WHAT YOU HAVE TO DO
Make an exact copy of the entries, taking out every picture.

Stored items
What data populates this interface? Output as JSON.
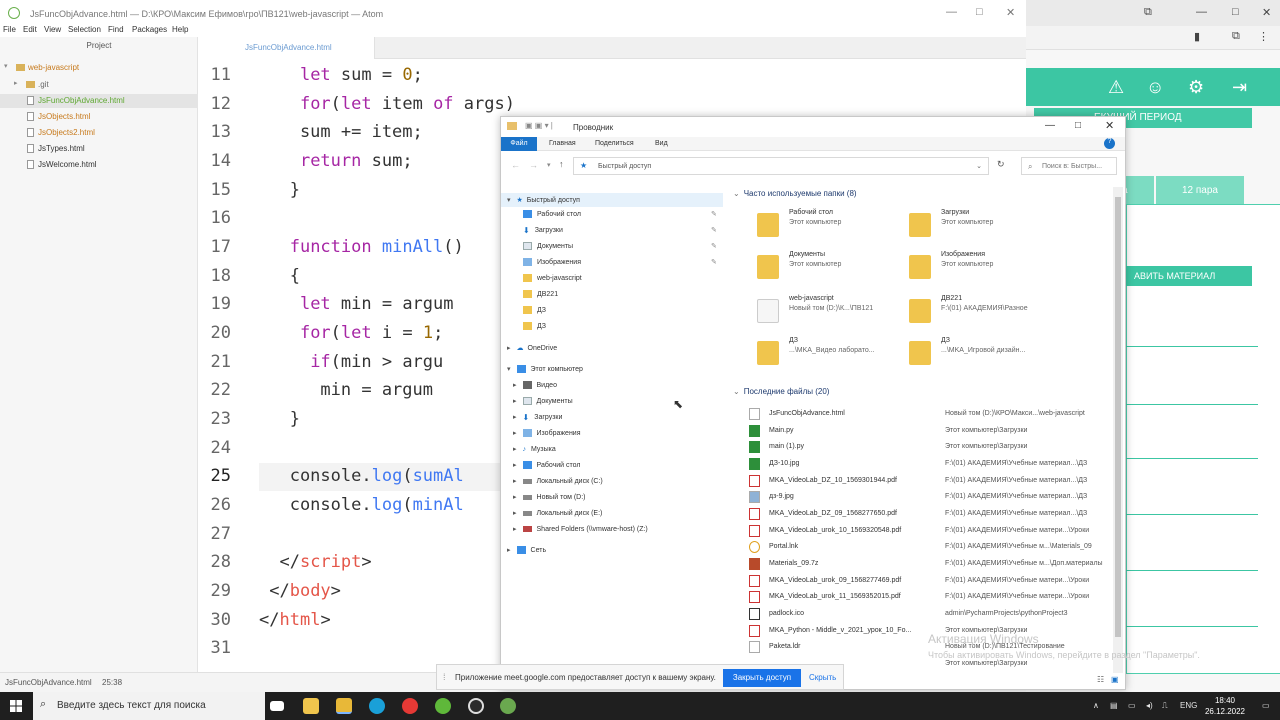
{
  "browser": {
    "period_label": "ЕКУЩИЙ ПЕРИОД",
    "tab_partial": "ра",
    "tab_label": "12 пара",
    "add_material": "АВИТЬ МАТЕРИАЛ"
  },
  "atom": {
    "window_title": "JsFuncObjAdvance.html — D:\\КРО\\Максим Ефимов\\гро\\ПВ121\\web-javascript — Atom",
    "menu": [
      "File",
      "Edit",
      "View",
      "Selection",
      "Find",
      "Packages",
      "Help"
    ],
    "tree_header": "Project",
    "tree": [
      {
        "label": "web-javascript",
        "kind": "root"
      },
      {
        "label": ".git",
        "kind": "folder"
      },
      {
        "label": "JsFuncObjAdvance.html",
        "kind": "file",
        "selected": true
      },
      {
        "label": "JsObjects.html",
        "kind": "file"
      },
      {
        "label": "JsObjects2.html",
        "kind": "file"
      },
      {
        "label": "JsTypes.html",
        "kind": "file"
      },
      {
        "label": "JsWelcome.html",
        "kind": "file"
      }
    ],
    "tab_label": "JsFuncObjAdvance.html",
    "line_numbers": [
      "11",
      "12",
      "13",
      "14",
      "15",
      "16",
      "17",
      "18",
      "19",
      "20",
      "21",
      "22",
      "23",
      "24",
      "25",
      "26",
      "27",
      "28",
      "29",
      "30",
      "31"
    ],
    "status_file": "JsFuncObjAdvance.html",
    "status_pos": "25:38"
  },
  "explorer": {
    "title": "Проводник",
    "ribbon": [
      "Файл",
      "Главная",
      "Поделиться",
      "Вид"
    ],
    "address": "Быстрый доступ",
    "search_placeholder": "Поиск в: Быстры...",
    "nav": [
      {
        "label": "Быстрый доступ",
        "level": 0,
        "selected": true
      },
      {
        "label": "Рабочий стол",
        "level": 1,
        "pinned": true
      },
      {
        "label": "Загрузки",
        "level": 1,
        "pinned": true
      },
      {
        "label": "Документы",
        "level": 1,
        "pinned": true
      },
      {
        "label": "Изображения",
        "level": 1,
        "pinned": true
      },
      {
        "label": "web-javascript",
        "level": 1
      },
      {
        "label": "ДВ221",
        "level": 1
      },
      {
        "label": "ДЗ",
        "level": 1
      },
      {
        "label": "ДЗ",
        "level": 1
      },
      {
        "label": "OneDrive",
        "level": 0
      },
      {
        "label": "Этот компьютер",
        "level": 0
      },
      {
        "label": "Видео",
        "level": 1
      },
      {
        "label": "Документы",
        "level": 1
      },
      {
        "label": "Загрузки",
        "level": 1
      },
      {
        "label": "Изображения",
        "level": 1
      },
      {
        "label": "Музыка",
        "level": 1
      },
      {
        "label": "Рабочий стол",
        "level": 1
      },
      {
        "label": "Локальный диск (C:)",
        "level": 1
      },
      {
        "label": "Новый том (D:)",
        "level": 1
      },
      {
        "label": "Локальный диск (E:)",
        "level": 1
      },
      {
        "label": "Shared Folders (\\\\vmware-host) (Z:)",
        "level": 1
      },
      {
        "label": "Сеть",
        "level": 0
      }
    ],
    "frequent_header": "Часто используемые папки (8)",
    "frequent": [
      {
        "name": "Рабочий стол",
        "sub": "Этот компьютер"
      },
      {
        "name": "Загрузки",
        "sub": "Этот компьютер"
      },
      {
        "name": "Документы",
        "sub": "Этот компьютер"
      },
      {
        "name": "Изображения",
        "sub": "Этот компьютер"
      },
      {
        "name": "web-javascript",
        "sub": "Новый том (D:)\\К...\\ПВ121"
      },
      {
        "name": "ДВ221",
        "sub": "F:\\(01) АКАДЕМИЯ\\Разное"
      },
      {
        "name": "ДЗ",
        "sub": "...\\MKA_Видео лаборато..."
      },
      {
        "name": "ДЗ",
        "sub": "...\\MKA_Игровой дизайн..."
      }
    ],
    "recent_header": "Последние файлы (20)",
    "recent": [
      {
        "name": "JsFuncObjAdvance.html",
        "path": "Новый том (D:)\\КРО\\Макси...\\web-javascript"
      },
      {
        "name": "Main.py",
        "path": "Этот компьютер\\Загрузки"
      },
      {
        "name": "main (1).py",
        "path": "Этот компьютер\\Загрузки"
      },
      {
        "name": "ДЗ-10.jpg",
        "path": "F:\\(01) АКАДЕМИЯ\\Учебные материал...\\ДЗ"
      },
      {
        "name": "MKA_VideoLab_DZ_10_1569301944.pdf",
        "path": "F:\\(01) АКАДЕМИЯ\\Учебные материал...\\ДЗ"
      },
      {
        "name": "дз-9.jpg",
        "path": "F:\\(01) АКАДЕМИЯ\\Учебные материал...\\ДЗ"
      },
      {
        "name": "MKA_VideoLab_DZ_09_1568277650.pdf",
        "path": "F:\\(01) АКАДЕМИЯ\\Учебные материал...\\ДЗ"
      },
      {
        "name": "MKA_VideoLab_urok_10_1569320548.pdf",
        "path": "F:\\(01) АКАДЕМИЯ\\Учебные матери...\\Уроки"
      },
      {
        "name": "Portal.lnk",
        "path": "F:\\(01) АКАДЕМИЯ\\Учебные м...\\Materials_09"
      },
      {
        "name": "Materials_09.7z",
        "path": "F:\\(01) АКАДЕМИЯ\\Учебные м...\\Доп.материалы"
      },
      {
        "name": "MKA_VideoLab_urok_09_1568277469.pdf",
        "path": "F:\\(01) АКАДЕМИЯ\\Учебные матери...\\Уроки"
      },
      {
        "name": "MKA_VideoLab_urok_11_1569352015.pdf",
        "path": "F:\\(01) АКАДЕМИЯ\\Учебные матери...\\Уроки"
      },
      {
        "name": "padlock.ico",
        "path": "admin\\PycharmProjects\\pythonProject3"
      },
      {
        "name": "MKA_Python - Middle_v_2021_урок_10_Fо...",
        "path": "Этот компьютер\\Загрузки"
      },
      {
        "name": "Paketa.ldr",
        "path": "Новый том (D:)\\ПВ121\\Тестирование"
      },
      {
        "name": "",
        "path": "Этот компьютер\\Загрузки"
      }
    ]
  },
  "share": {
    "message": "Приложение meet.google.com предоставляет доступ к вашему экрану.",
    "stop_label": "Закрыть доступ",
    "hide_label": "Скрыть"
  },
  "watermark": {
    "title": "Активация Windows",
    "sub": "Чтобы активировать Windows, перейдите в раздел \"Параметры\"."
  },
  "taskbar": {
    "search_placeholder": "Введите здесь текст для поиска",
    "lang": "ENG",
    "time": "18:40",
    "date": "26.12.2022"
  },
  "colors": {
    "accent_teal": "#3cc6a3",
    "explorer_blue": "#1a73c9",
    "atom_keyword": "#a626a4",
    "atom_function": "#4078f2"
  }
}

SOLUTION TO THIS TASK
What data populates this interface? Output as JSON.
{
  "browser": {
    "period_label": "ЕКУЩИЙ ПЕРИОД",
    "tab_partial": "ра",
    "tab_label": "12 пара",
    "add_material": "АВИТЬ МАТЕРИАЛ"
  },
  "atom": {
    "window_title": "JsFuncObjAdvance.html — D:\\КРО\\Максим Ефимов\\гро\\ПВ121\\web-javascript — Atom",
    "menu": [
      "File",
      "Edit",
      "View",
      "Selection",
      "Find",
      "Packages",
      "Help"
    ],
    "tree_header": "Project",
    "tree": [
      {
        "label": "web-javascript",
        "kind": "root"
      },
      {
        "label": ".git",
        "kind": "folder"
      },
      {
        "label": "JsFuncObjAdvance.html",
        "kind": "file",
        "selected": true
      },
      {
        "label": "JsObjects.html",
        "kind": "file"
      },
      {
        "label": "JsObjects2.html",
        "kind": "file"
      },
      {
        "label": "JsTypes.html",
        "kind": "file"
      },
      {
        "label": "JsWelcome.html",
        "kind": "file"
      }
    ],
    "tab_label": "JsFuncObjAdvance.html",
    "line_numbers": [
      "11",
      "12",
      "13",
      "14",
      "15",
      "16",
      "17",
      "18",
      "19",
      "20",
      "21",
      "22",
      "23",
      "24",
      "25",
      "26",
      "27",
      "28",
      "29",
      "30",
      "31"
    ],
    "status_file": "JsFuncObjAdvance.html",
    "status_pos": "25:38"
  },
  "explorer": {
    "title": "Проводник",
    "ribbon": [
      "Файл",
      "Главная",
      "Поделиться",
      "Вид"
    ],
    "address": "Быстрый доступ",
    "search_placeholder": "Поиск в: Быстры...",
    "nav": [
      {
        "label": "Быстрый доступ",
        "level": 0,
        "selected": true
      },
      {
        "label": "Рабочий стол",
        "level": 1,
        "pinned": true
      },
      {
        "label": "Загрузки",
        "level": 1,
        "pinned": true
      },
      {
        "label": "Документы",
        "level": 1,
        "pinned": true
      },
      {
        "label": "Изображения",
        "level": 1,
        "pinned": true
      },
      {
        "label": "web-javascript",
        "level": 1
      },
      {
        "label": "ДВ221",
        "level": 1
      },
      {
        "label": "ДЗ",
        "level": 1
      },
      {
        "label": "ДЗ",
        "level": 1
      },
      {
        "label": "OneDrive",
        "level": 0
      },
      {
        "label": "Этот компьютер",
        "level": 0
      },
      {
        "label": "Видео",
        "level": 1
      },
      {
        "label": "Документы",
        "level": 1
      },
      {
        "label": "Загрузки",
        "level": 1
      },
      {
        "label": "Изображения",
        "level": 1
      },
      {
        "label": "Музыка",
        "level": 1
      },
      {
        "label": "Рабочий стол",
        "level": 1
      },
      {
        "label": "Локальный диск (C:)",
        "level": 1
      },
      {
        "label": "Новый том (D:)",
        "level": 1
      },
      {
        "label": "Локальный диск (E:)",
        "level": 1
      },
      {
        "label": "Shared Folders (\\\\vmware-host) (Z:)",
        "level": 1
      },
      {
        "label": "Сеть",
        "level": 0
      }
    ],
    "frequent_header": "Часто используемые папки (8)",
    "frequent": [
      {
        "name": "Рабочий стол",
        "sub": "Этот компьютер"
      },
      {
        "name": "Загрузки",
        "sub": "Этот компьютер"
      },
      {
        "name": "Документы",
        "sub": "Этот компьютер"
      },
      {
        "name": "Изображения",
        "sub": "Этот компьютер"
      },
      {
        "name": "web-javascript",
        "sub": "Новый том (D:)\\К...\\ПВ121"
      },
      {
        "name": "ДВ221",
        "sub": "F:\\(01) АКАДЕМИЯ\\Разное"
      },
      {
        "name": "ДЗ",
        "sub": "...\\MKA_Видео лаборато..."
      },
      {
        "name": "ДЗ",
        "sub": "...\\MKA_Игровой дизайн..."
      }
    ],
    "recent_header": "Последние файлы (20)",
    "recent": [
      {
        "name": "JsFuncObjAdvance.html",
        "path": "Новый том (D:)\\КРО\\Макси...\\web-javascript"
      },
      {
        "name": "Main.py",
        "path": "Этот компьютер\\Загрузки"
      },
      {
        "name": "main (1).py",
        "path": "Этот компьютер\\Загрузки"
      },
      {
        "name": "ДЗ-10.jpg",
        "path": "F:\\(01) АКАДЕМИЯ\\Учебные материал...\\ДЗ"
      },
      {
        "name": "MKA_VideoLab_DZ_10_1569301944.pdf",
        "path": "F:\\(01) АКАДЕМИЯ\\Учебные материал...\\ДЗ"
      },
      {
        "name": "дз-9.jpg",
        "path": "F:\\(01) АКАДЕМИЯ\\Учебные материал...\\ДЗ"
      },
      {
        "name": "MKA_VideoLab_DZ_09_1568277650.pdf",
        "path": "F:\\(01) АКАДЕМИЯ\\Учебные материал...\\ДЗ"
      },
      {
        "name": "MKA_VideoLab_urok_10_1569320548.pdf",
        "path": "F:\\(01) АКАДЕМИЯ\\Учебные матери...\\Уроки"
      },
      {
        "name": "Portal.lnk",
        "path": "F:\\(01) АКАДЕМИЯ\\Учебные м...\\Materials_09"
      },
      {
        "name": "Materials_09.7z",
        "path": "F:\\(01) АКАДЕМИЯ\\Учебные м...\\Доп.материалы"
      },
      {
        "name": "MKA_VideoLab_urok_09_1568277469.pdf",
        "path": "F:\\(01) АКАДЕМИЯ\\Учебные матери...\\Уроки"
      },
      {
        "name": "MKA_VideoLab_urok_11_1569352015.pdf",
        "path": "F:\\(01) АКАДЕМИЯ\\Учебные матери...\\Уроки"
      },
      {
        "name": "padlock.ico",
        "path": "admin\\PycharmProjects\\pythonProject3"
      },
      {
        "name": "MKA_Python - Middle_v_2021_урок_10_Fо...",
        "path": "Этот компьютер\\Загрузки"
      },
      {
        "name": "Paketa.ldr",
        "path": "Новый том (D:)\\ПВ121\\Тестирование"
      },
      {
        "name": "",
        "path": "Этот компьютер\\Загрузки"
      }
    ]
  },
  "share": {
    "message": "Приложение meet.google.com предоставляет доступ к вашему экрану.",
    "stop_label": "Закрыть доступ",
    "hide_label": "Скрыть"
  },
  "watermark": {
    "title": "Активация Windows",
    "sub": "Чтобы активировать Windows, перейдите в раздел \"Параметры\"."
  },
  "taskbar": {
    "search_placeholder": "Введите здесь текст для поиска",
    "lang": "ENG",
    "time": "18:40",
    "date": "26.12.2022"
  },
  "colors": {
    "accent_teal": "#3cc6a3",
    "explorer_blue": "#1a73c9",
    "atom_keyword": "#a626a4",
    "atom_function": "#4078f2"
  }
}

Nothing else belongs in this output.